exquisite joy. Now a holy stillness, a sweet composure, a calm deep
happiness — while we converse with God, as a man does with his friend. Then
a devout ecstasy, when the thoughts, the affections, and the
whole soul, seem too happy to be still. We want all to be as happy. We want
all to unite in praising and blessing the Lord. We are then . . .
ravished with his love,
delighted with his grace, and
overwhelmed with a sense of his wondrous condescension!
Occasionally we have foretastes of glory, we almost seem to see the pearly gates, we could almost imagine we were walking under the shade of the jasper walls, and could hear the distant sounds of the songs of the glorified. The soul fills with love to God, overflows with gratitude, and tastes of the pleasures which are at God's right hand.
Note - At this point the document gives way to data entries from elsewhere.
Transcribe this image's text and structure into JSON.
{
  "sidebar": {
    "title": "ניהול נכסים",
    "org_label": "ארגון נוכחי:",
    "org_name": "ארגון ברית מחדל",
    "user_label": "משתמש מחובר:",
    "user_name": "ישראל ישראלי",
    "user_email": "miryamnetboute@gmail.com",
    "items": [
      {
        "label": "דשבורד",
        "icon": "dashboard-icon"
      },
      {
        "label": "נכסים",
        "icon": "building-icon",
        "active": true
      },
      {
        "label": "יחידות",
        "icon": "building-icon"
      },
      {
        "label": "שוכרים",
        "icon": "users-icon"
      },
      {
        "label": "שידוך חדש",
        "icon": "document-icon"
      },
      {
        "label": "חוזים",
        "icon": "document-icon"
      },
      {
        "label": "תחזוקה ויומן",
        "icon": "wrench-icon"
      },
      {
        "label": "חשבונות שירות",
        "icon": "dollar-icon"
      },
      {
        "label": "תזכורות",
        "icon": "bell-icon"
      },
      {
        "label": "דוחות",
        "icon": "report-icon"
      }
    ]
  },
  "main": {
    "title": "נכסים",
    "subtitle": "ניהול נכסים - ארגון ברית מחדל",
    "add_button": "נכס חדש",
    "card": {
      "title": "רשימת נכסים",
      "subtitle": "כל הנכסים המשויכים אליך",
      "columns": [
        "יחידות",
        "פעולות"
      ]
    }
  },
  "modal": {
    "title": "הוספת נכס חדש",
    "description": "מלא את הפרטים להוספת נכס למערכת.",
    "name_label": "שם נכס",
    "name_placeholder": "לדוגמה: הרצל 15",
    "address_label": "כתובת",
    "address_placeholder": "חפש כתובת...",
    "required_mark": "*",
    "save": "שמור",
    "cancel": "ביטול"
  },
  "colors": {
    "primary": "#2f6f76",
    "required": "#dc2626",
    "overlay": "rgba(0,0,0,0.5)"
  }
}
Now we know there is a Heaven, for we are impressed with a sense of its glory, we taste some of its fruits, and are almost like Paul, who said, "Whether in the body, or out of the body, I cannot tell — God knows."
If believers know more or less of what the Lord's love visits mean, when Jesus comes to manifest himself unto us as He does not unto the world — when be comes, that He may sup with us, and we with him. Then we can say with the Spouse, "My beloved is mine — and I am his!"
Yes, we can go farther than this, and say, "I am my
beloved's — and his desire is towards me." We cannot, we dare not
doubt his love, or our saving interest in him. We are wholly taken up with
him, and to . . .
see his face,
taste his love,
and enjoy his presence —
is all the Heaven we desire!
These are joys which sanctify and satisfy the soul. They are generally enjoyed in secret — no stranger can intrude or understand them. For the loving Lord, and his beloved child — enjoy themselves alone, and appear to win, and to fill each other's hearts.
There are then secret SORROWS in religion. Yes,
heart sorrows — sorrows which no one is privy to or suspects — but those
who endure them. They sigh and cry before God. They mourn alone. They suffer
martyrdom within. Between . . .
Satan, the world, and their own hearts;
the mysterious dealings of God in his providence and grace;
the trials of business coming in contact with a tender and honest conscience;
the troubles of of the domestic circle, (and how bitter they are at times, God only knows!)
and the sin which does so easily beset them —
the Lord's people find much bitterness, and bitterness which their own hearts alone know.
There are secret JOYS in religion too. Pleasure unknown to all — but believers themselves. Joy that is solid, substantial, and durable. Joy often, in the midst of sorrow, for when all without is dark and dreary — then the candle of the Lord often shines brightest within. Joy, that is more than enough to counter-balance all the sorrows we endure.
The joy of hope — looking forward into the future; and the joy of possession — when the love of God is shed abroad in our hearts, by the Holy Spirit which is given unto us.
Our sorrows and our joys are alike peculiar unto ourselves; but our sorrows all end at death — while our joys will last forever!
Reader, do you know anything of this experience in your own soul? All of the Lord's people do, more or less. All are not alike deeply taught, nor deeply tried — but all know what sorrow for sin is, and what the joy of salvation is. All have some peculiar cause of bitterness — and all hidden sources of joy.
If you are quite a stranger to them — can you be a Christian? What a question is this? Not a Christian! Why if you are not, you are an unbeliever, and Jesus has said, "He who believes not — shall be damned!" If you are not a Christian, you do not believe on the Son of God, and He said, "He who does not believe — is condemned already, because he has not believed in the name of the only begotten Son of God."
But do not write bitter things against yourself, because you have not passed through all that I have written — but rather bless God that you have escaped the bitter, and look forward to the enjoyment of the sweet — for there is unspeakable joy and endless glory before you!
Boast not, O sons of earth,
Nor look with scornful eyes,
Above your highest mirth,
Our saddest hours we prize.
For though our cup seems filled with gall,
There's something secret, sweetens all.